• [Task description]: Go through the records and extract every line with the word "vitae".

== Exercise materials ==

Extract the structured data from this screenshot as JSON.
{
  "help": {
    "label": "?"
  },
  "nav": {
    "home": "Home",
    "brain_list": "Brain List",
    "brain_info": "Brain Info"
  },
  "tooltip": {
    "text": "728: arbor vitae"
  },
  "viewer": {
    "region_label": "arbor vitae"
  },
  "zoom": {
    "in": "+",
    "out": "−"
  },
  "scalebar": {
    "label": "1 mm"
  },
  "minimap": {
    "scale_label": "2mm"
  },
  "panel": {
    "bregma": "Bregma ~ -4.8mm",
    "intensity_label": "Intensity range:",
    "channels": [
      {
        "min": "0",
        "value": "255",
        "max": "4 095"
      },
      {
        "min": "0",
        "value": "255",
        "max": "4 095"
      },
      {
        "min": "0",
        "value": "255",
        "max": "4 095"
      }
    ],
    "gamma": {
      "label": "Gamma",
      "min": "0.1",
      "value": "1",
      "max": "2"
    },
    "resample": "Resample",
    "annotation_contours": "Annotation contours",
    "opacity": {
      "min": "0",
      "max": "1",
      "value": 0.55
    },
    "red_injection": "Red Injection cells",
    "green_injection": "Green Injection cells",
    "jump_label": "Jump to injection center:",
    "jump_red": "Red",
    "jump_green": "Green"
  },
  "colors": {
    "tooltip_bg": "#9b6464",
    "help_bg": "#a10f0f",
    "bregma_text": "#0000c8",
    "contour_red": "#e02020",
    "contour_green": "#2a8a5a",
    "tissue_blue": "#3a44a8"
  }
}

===

• [Final answer]:
    "text": "728: arbor vitae"
    "region_label": "arbor vitae"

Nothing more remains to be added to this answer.